Good female-centered movies are out there, but they will remain scarce until we show with our box-office dollars that we actually want to see them. Winter's Bone and The Kids Are All Right garnered some of the best reviews of the year, but audiences didn't seek them out, and Hollywood cares much, much more about opening weekend numbers than it does about DVD rentals and sales. Never Let Me Go has also been reviewed well, but it's not pulling the big numbers. Black Swan has gotten strong pre-release buzz and even talk of an Oscar nomination for its star, Natalie Portman. But we, the potential audience, have to take an interest. Few if any filmmakers make movies for the critics.
The responsibility rests with us, the movie-going public. We'll get good movies about girls and women, but only if we're willing to pony up. Hollywood won't wake up until we wake them up. In the meantime, we should take our good news where we can find it: Hermione Granger is kicking butt and taking names (Harry Potter is a wonderful example of a popular success that transcends gender), and Tangled is doing much better business than even its studio (which announced it was jettisoning future fairy-tale related projects) expected.
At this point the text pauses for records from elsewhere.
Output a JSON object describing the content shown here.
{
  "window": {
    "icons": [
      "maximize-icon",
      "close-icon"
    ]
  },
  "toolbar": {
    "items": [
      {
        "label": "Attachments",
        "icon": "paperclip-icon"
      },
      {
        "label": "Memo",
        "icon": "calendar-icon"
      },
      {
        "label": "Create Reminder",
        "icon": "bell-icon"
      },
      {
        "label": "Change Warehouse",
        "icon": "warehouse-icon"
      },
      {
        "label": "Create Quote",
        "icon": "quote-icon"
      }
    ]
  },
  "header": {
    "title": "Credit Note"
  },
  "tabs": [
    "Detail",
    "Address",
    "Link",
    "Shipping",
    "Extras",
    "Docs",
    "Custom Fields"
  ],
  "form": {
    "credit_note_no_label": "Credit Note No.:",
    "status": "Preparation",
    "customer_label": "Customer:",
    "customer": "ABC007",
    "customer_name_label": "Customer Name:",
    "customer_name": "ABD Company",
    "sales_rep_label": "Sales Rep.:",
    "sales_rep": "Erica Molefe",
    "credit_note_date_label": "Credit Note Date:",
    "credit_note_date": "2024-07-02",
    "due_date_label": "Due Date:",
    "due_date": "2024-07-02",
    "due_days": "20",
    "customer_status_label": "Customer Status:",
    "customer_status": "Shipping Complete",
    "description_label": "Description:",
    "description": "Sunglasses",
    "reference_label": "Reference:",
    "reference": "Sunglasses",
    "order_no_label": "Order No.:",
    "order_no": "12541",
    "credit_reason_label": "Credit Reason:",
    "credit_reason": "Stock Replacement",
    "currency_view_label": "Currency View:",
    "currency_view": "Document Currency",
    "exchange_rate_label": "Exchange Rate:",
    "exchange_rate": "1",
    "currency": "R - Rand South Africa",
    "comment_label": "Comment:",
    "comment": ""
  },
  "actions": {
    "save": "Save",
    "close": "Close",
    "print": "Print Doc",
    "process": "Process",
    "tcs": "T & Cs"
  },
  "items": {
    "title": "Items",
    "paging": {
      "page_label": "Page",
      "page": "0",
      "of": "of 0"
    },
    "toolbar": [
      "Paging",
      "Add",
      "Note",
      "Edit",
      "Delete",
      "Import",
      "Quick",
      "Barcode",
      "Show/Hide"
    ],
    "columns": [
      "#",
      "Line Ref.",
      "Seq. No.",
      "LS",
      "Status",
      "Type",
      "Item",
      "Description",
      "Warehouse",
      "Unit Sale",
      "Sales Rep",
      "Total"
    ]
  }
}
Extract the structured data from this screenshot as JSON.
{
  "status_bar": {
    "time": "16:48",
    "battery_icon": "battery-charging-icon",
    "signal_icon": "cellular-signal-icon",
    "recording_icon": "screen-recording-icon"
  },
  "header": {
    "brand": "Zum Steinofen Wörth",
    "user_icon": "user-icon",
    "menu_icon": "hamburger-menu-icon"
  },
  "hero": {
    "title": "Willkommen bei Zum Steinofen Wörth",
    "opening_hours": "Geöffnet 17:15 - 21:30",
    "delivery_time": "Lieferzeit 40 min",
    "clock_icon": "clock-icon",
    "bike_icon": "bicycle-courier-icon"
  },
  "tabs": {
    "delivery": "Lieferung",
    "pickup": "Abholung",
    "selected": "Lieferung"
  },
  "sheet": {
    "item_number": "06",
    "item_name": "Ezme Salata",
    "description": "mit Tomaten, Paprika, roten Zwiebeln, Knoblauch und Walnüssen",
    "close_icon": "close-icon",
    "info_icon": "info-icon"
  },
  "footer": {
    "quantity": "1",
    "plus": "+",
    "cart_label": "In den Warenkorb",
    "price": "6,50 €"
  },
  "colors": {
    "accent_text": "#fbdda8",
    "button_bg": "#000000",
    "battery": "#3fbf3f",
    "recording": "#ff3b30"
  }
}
3. Chaos was created on an airplane recently when an elderly passenger let her dog out of its carrier, despite clearly-stated airline rules to the contrary, and the little terrier, doubtless terrified, proceeded to bite a passenger and a flight attendant. No one was seriously hurt, but the plane had to land well before schedule to make sure, causing major inconvenience for everyone involved. Charges will not be filed against the dog's owner -- but a good many people are still mad as all h-e-double-hockey-sticks at her, and with darn good reason. The dog can't be blamed for doing what dogs do when they're frightened, but that woman deserves a good thrashing; one CNN commentator suggested a re-enactment of the scene in Airplane in which passengers line up for their turn to strike one of their number who's creating a disturbance. Not a bad idea.
This woman earns our wrath as the latest carrier of the Entitlement Virus, the attitude that "I'm too good/smart/cool for rules; rules are for 'the little people;' they don't apply to someone as special as I am." She is Leona Helmsley writ small. She's eighty-nine years old, but there's no conclusive proof that this is the source of her sense of entitlement. We'll probably never find out for sure. But her actions tell us what we really need to know.
I'm not normally an advocate of lawsuits, but people whose Entitlement Virus causes inconvenience and/or injury to others should become Lawyer Food.